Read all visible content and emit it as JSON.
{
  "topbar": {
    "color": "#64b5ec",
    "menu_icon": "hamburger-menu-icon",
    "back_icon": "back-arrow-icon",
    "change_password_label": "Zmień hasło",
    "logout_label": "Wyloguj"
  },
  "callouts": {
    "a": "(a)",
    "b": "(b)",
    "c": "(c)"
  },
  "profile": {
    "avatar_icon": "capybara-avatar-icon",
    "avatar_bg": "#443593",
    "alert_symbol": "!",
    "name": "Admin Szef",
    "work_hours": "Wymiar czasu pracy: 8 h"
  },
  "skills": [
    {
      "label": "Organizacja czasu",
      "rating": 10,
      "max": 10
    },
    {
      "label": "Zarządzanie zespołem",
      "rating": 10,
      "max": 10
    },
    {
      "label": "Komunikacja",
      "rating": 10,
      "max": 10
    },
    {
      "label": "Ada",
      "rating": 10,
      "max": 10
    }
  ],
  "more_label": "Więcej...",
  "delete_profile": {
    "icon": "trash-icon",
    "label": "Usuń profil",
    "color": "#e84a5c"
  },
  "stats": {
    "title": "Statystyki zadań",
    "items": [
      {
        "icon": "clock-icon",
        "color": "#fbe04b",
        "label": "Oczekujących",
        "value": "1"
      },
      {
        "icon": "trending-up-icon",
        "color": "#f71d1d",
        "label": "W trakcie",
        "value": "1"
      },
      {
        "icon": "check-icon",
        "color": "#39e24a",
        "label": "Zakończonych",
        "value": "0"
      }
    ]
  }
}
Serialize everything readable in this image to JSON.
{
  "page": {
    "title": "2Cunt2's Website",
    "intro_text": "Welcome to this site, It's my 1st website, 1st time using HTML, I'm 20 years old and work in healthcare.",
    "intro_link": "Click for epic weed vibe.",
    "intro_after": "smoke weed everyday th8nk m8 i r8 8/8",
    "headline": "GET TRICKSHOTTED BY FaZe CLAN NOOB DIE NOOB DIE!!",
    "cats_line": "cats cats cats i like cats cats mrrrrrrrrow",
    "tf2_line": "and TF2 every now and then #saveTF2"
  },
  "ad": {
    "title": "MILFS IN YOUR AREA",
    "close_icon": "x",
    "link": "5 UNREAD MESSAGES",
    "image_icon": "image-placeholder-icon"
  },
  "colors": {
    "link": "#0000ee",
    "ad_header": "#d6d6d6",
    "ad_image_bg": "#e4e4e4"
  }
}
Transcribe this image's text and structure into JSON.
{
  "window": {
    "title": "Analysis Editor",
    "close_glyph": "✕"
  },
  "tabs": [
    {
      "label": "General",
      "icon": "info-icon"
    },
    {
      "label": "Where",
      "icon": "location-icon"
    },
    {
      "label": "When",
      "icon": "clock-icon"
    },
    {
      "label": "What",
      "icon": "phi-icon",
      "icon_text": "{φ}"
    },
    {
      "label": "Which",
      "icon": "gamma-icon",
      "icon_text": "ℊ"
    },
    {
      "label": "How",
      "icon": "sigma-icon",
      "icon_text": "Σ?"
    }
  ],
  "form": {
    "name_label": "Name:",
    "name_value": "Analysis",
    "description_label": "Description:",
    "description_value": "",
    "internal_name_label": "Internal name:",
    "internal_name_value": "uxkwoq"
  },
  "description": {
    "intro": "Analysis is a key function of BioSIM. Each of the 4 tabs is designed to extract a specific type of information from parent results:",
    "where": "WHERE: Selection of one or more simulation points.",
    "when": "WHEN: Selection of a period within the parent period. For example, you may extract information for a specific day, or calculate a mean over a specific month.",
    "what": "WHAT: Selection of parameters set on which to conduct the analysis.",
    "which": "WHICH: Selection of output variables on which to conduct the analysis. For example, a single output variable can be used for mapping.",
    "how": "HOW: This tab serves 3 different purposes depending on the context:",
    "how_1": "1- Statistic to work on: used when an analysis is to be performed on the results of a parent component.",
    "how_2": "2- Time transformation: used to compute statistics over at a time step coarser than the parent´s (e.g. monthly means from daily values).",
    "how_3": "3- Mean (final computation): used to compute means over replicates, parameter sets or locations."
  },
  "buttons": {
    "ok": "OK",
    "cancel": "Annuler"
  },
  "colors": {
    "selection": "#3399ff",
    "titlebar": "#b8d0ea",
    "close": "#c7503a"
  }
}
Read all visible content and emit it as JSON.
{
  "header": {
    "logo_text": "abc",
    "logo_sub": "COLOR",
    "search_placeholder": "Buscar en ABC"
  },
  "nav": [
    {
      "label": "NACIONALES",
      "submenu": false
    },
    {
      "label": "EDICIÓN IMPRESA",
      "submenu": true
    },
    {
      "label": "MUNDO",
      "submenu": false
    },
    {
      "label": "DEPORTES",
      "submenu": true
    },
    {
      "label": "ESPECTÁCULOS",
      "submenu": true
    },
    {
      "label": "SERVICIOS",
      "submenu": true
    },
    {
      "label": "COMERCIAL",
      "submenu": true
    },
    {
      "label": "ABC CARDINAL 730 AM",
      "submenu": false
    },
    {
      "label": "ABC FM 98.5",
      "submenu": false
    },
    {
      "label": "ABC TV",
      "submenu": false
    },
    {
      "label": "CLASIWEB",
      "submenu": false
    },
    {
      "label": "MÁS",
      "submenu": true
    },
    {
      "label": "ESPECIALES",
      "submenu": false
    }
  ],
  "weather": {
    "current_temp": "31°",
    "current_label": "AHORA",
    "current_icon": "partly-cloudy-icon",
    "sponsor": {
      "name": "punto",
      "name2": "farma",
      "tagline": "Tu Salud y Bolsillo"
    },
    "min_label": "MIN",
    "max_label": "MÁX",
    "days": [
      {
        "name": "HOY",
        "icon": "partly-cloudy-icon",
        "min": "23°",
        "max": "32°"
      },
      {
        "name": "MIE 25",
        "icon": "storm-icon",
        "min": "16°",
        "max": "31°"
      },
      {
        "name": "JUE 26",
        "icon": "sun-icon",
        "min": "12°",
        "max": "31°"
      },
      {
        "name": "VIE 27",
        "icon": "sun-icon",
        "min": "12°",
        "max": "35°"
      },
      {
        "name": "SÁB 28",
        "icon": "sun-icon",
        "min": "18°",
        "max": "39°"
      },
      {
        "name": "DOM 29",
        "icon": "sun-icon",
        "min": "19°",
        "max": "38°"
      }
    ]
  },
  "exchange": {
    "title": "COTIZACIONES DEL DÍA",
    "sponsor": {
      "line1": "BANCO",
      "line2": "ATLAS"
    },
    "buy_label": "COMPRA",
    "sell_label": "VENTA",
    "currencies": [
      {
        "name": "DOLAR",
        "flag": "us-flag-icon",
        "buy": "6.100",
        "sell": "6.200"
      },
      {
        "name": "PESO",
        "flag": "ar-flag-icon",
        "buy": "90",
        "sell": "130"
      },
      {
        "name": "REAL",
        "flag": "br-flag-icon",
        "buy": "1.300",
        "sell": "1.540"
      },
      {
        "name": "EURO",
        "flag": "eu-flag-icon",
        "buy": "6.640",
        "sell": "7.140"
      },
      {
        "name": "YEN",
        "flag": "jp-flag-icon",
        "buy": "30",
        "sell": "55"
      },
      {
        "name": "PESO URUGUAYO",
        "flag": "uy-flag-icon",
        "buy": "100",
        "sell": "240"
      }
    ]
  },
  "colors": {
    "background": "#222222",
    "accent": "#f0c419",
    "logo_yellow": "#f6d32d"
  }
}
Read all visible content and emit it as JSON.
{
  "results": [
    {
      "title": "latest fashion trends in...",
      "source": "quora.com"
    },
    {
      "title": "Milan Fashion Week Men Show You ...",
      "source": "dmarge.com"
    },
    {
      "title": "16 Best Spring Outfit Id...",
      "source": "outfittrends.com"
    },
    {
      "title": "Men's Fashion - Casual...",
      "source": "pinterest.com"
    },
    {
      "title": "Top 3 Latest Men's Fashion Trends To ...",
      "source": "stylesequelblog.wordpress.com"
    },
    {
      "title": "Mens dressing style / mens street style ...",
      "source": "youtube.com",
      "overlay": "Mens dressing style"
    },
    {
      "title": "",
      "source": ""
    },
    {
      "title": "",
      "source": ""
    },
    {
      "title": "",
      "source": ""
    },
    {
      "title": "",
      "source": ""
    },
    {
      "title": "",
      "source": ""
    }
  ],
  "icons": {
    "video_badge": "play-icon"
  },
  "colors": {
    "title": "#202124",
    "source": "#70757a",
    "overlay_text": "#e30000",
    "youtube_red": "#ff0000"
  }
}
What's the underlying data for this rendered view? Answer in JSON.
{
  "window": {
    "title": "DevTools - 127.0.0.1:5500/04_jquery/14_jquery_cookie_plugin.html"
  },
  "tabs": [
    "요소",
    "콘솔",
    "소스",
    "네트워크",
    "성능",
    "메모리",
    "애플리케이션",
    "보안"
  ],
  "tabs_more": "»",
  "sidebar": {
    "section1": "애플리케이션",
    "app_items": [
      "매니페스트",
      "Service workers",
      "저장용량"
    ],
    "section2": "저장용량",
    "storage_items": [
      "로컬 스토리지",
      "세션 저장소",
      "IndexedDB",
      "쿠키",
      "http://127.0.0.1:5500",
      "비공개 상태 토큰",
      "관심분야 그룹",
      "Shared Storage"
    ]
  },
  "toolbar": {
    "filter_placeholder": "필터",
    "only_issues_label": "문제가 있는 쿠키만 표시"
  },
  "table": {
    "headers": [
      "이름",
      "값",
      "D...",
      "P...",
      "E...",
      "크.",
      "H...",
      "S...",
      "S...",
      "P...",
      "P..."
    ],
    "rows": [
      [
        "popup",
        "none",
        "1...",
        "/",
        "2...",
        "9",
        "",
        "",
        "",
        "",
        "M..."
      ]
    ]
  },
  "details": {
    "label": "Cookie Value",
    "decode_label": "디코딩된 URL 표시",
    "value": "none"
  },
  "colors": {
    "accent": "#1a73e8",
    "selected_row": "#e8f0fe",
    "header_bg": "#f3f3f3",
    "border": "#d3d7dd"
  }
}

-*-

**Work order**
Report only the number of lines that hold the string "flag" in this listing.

**Written answer**
6